● Problem to work on
Every line that contains the word "color" should be copied from the records below.

[Source data]
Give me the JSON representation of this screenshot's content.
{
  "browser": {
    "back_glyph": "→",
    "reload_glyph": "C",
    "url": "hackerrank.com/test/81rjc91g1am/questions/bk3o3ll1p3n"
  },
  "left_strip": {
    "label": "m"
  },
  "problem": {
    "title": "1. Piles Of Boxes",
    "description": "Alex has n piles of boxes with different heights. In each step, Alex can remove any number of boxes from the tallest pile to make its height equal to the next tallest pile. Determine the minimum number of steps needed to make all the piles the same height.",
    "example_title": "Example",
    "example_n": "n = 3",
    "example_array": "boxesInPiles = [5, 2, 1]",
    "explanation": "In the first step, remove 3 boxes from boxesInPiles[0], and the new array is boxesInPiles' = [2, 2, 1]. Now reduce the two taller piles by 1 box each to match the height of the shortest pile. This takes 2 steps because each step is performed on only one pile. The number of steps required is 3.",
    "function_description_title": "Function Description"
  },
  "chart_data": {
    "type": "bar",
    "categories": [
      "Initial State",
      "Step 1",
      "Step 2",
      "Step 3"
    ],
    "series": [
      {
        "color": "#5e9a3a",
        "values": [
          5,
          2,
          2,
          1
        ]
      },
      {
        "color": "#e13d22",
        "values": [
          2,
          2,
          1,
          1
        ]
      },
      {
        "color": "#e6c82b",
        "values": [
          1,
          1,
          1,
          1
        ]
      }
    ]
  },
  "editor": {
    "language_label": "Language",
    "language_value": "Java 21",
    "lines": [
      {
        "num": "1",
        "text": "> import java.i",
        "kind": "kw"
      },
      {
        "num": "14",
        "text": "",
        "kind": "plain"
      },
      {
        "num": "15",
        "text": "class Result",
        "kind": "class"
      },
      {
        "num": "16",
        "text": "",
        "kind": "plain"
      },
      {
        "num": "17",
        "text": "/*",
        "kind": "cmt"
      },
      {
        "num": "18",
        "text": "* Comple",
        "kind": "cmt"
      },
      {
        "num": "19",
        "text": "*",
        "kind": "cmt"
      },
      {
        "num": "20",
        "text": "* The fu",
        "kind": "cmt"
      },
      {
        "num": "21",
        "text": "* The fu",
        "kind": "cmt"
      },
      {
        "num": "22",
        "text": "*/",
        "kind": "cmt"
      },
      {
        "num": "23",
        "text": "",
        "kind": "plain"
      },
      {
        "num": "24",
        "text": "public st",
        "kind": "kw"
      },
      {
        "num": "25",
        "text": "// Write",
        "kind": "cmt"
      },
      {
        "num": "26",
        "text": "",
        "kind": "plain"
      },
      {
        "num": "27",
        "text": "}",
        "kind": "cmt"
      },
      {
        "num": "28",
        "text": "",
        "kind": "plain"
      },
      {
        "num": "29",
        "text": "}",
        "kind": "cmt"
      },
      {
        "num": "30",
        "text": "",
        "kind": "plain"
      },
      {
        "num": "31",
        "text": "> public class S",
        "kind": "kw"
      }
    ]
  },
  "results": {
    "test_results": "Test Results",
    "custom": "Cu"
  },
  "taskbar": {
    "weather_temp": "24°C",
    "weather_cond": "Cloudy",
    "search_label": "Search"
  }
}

● Finished exercise
        "color": "#5e9a3a",
        "color": "#e13d22",
        "color": "#e6c82b",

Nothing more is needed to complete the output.